A. Shell and Tube Heat Exchangers

Shell and tube heat exchangers consist of a series of tubes, one set carrying the hot fluid and the other the cold fluid, enclosed within a cylindrical shell. They offer a much larger heat transfer surface area compared to double pipe heat exchangers, making them suitable for large-scale industrial applications. Their design allows for handling high-pressure fluids and offers better resistance to fouling due to the larger surface area.

B. Plate Heat Exchangers

Plate heat exchangers are made up of multiple thin, corrugated plates stacked together, with hot and cold fluids flowing through alternating plates. This design provides a very high heat transfer surface area in a compact space. They are highly efficient and suitable for applications requiring precise temperature control. However, they are more prone to fouling and require more frequent maintenance compared to shell and tube heat exchangers.

Comparative Analysis Table

Feature/CharacteristicDouble Pipe Heat ExchangerShell and Tube Heat ExchangerPlate Heat Exchanger
DesignTwo concentric pipesSeries of tubes within a cylindrical shellMultiple thin, corrugated plates stacked
Heat Transfer Surface AreaLimitedLargeVery high
EfficiencyModerateHighVery high
Suitability for Large ScaleLess suitableHighly suitableSuitable, depending on the application
MaintenanceEasyModerateRequires frequent maintenance
Fouling ResistanceModerateHighModerate to low
Pressure DropHighModerateLow to moderate
Cost for Large UnitsHighModerateHigh

This comparison highlights the strengths and weaknesses of each type of heat exchanger. Double pipe heat exchangers are simple and cost-effective for small-scale applications but fall short in larger-scale operations due to limited heat transfer surface area and higher pressure drops. Shell and tube heat exchangers, while more complex and costly, offer better efficiency and are suitable for larger applications. Plate heat exchangers provide the highest efficiency and compact design but require careful maintenance and can be more expensive.

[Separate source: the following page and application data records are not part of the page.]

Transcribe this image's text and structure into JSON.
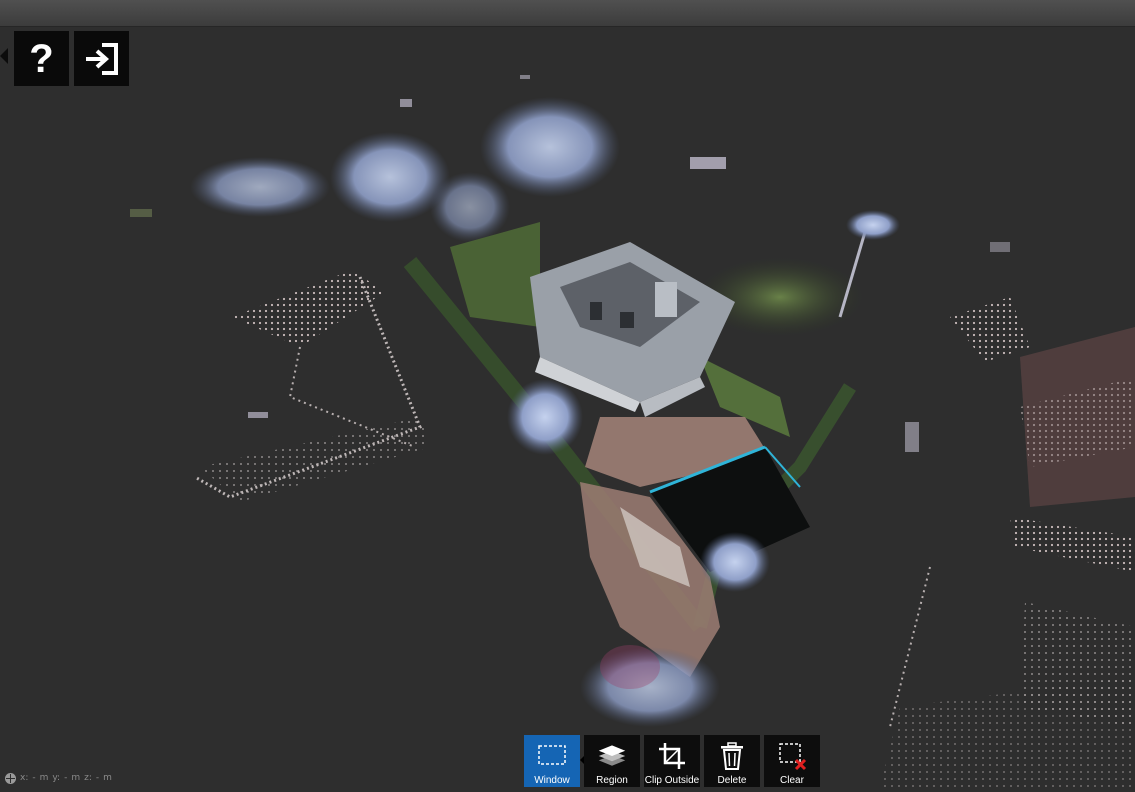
{
  "top_left_tools": {
    "help_icon": "question-mark-icon",
    "help_glyph": "?",
    "exit_icon": "exit-icon"
  },
  "viewport": {
    "content": "point-cloud-scene",
    "background_color": "#2e2e2e"
  },
  "toolbar": {
    "buttons": [
      {
        "label": "Window",
        "icon": "window-select-icon",
        "active": true
      },
      {
        "label": "Region",
        "icon": "layers-icon",
        "active": false
      },
      {
        "label": "Clip Outside",
        "icon": "crop-icon",
        "active": false
      },
      {
        "label": "Delete",
        "icon": "trash-icon",
        "active": false
      },
      {
        "label": "Clear",
        "icon": "clear-selection-icon",
        "active": false
      }
    ],
    "active_color": "#1565b4"
  },
  "coordinates": {
    "x_label": "x:",
    "x_value": "-",
    "x_unit": "m",
    "y_label": "y:",
    "y_value": "-",
    "y_unit": "m",
    "z_label": "z:",
    "z_value": "-",
    "z_unit": "m"
  }
}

VI. Conclusion

Double pipe heat exchangers are a fundamental type of heat exchanger known for their simplicity, flexibility, and cost-effectiveness in small-scale applications. Their straightforward design allows for easy manufacturing, maintenance, and operation, making them a popular choice in various industries, from chemical processing to HVAC systems.

Despite their advantages, double pipe heat exchangers have limitations, including a restricted heat transfer surface area, potential fouling and scaling issues, and significant pressure drops. These factors make them less suitable for large-scale or high-volume heat exchange applications.

In comparison, shell and tube heat exchangers offer a larger heat transfer surface area and better suitability for high-pressure and large-scale operations, while plate heat exchangers provide exceptional efficiency and compact design but require frequent maintenance.

Ultimately, the choice of heat exchanger depends on the specific requirements of the application. Double pipe heat exchangers are ideal for smaller, simpler applications where cost and ease of maintenance are priorities. For more demanding applications, shell and tube or plate heat exchangers may be more appropriate, despite their higher initial costs and complexity. Understanding the advantages and limitations of each type is crucial for selecting the most effective and efficient heat exchanger for any given process.